━━━━━ Source material
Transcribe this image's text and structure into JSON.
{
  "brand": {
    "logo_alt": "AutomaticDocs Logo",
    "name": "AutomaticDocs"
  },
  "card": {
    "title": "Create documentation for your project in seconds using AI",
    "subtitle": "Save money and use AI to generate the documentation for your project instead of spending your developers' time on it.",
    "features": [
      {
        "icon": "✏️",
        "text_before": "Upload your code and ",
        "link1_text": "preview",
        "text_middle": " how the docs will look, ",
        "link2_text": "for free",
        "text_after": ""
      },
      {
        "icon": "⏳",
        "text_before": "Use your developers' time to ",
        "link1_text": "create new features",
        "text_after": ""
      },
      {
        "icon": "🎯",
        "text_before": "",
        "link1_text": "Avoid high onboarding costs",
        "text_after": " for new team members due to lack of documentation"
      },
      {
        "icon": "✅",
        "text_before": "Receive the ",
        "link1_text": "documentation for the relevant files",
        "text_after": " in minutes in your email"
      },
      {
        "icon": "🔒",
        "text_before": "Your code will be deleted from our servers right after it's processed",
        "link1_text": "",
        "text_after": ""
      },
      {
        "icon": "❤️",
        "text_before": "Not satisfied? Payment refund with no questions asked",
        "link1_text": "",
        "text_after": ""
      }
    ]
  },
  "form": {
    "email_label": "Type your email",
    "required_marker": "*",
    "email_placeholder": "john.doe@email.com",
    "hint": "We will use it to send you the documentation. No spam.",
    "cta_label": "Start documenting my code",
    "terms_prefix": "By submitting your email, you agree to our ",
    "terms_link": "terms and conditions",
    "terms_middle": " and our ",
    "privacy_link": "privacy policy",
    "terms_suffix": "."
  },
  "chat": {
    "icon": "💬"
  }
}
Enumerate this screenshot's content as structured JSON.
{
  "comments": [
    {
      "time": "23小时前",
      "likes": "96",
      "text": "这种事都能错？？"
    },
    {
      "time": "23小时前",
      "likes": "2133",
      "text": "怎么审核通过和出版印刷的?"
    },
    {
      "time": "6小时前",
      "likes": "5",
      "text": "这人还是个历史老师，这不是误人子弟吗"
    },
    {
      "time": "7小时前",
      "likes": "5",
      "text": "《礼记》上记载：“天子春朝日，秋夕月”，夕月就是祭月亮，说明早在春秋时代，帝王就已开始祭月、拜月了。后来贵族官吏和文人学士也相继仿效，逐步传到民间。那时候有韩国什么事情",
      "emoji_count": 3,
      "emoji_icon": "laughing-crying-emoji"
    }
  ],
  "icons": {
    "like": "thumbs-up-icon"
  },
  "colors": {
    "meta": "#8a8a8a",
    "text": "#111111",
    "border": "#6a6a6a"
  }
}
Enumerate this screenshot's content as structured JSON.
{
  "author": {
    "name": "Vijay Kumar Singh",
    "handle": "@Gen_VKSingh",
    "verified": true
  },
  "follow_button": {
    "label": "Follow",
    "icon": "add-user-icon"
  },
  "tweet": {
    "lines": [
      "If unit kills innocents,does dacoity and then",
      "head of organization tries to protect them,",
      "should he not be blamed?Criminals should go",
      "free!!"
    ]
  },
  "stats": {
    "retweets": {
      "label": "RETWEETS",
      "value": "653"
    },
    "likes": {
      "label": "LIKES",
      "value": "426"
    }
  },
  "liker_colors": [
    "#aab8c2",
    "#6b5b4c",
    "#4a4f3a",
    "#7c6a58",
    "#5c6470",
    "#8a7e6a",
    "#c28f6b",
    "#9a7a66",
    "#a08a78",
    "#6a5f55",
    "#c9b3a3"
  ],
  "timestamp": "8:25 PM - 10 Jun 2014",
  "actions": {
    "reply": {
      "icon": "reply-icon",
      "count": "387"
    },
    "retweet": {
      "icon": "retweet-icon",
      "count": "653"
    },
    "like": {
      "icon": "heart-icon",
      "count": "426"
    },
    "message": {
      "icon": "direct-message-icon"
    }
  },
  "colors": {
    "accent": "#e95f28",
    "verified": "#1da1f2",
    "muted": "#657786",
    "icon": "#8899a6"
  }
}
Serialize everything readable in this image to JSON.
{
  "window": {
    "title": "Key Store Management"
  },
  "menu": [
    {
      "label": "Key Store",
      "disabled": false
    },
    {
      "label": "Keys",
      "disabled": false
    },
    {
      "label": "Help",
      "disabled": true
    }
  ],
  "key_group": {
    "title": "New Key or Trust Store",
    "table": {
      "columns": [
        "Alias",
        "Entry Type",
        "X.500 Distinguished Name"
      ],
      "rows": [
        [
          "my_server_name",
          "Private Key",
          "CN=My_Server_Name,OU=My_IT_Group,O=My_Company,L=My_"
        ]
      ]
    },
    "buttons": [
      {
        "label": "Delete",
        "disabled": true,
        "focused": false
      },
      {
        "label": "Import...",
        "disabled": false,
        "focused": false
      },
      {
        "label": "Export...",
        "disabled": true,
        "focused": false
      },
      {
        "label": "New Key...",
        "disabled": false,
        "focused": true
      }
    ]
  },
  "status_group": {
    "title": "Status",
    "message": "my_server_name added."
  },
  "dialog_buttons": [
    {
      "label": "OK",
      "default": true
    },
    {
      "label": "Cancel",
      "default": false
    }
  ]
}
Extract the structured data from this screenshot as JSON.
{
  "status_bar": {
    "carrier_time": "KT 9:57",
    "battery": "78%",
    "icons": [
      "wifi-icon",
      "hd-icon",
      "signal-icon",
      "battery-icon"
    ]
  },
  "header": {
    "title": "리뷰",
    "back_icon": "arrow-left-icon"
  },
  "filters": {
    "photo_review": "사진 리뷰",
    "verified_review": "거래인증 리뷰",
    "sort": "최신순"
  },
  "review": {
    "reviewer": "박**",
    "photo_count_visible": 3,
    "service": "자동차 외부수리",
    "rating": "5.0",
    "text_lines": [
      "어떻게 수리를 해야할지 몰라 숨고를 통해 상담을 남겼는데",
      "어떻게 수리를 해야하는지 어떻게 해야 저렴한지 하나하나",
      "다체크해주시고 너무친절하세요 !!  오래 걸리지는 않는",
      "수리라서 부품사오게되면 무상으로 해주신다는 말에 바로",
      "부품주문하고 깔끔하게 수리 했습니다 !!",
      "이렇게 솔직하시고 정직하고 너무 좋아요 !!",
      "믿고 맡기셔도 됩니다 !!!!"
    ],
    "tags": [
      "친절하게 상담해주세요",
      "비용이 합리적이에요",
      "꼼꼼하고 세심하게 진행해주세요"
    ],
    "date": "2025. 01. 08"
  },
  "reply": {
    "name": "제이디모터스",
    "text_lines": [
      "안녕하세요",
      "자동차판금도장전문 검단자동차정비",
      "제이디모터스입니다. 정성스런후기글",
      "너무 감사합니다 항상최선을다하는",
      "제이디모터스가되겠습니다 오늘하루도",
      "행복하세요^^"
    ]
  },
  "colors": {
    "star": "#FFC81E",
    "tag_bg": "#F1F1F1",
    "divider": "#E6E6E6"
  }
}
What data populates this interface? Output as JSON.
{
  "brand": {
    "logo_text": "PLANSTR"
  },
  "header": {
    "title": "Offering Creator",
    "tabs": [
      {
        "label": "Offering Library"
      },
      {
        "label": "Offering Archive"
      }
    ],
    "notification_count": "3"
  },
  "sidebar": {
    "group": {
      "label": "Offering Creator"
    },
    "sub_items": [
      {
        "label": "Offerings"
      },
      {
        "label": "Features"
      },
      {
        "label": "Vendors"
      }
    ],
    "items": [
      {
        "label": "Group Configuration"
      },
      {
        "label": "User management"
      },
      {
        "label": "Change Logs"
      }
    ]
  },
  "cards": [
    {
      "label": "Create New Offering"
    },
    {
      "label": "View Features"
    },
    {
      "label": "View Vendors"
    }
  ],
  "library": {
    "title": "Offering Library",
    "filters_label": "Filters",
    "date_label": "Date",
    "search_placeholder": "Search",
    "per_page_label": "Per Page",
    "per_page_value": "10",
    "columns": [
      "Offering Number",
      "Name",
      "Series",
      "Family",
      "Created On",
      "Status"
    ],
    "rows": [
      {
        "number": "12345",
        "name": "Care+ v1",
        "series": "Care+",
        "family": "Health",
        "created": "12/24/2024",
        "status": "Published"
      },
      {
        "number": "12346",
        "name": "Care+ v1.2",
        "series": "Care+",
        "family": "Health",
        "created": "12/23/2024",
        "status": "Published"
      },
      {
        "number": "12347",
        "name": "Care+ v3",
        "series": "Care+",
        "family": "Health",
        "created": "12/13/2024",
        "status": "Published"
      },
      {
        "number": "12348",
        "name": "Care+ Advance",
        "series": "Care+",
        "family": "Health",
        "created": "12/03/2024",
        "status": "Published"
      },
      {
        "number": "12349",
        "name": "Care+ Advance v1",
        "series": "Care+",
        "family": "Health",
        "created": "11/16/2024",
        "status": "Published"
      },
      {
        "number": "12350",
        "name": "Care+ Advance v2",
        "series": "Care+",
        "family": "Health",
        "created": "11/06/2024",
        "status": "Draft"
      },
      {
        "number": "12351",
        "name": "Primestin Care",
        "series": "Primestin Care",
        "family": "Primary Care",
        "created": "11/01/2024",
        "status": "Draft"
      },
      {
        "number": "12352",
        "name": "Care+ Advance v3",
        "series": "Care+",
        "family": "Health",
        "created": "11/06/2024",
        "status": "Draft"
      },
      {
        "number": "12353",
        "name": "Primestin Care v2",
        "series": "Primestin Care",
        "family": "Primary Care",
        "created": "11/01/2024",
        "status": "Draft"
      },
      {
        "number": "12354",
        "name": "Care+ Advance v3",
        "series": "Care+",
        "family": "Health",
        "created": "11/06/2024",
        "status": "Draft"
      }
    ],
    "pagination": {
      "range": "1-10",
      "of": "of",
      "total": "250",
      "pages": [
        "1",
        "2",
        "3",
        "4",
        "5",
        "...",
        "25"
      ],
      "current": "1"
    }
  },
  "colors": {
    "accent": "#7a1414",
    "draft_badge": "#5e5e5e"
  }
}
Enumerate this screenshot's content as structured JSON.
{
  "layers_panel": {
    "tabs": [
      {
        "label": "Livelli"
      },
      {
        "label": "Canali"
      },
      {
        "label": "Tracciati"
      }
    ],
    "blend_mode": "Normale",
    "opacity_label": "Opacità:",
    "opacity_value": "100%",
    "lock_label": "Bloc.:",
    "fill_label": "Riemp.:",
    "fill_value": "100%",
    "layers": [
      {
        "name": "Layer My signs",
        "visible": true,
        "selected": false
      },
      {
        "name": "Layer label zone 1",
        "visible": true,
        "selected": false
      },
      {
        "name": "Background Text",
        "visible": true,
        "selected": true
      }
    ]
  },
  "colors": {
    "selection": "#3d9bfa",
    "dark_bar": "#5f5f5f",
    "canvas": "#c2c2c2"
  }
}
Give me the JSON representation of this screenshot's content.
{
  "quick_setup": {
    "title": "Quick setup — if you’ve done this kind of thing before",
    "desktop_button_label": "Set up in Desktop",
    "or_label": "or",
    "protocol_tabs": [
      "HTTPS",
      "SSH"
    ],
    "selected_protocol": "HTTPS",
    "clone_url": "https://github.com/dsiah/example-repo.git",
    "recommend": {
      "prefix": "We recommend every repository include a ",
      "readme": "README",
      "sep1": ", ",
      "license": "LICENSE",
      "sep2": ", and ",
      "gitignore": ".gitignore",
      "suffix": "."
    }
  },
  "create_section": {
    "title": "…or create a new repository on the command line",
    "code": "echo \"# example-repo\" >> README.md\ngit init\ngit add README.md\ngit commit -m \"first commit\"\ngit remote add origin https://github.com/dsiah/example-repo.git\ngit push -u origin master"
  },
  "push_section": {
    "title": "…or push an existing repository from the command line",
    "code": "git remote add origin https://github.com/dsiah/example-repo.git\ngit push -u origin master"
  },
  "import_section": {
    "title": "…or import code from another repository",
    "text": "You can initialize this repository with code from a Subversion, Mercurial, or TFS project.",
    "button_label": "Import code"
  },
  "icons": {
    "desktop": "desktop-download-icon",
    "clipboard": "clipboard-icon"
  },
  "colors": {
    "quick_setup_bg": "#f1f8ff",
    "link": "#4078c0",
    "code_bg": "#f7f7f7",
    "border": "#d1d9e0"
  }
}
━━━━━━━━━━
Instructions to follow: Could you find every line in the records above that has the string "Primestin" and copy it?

Output of the exercise:
        "name": "Primestin Care",
        "series": "Primestin Care",
        "name": "Primestin Care v2",
        "series": "Primestin Care",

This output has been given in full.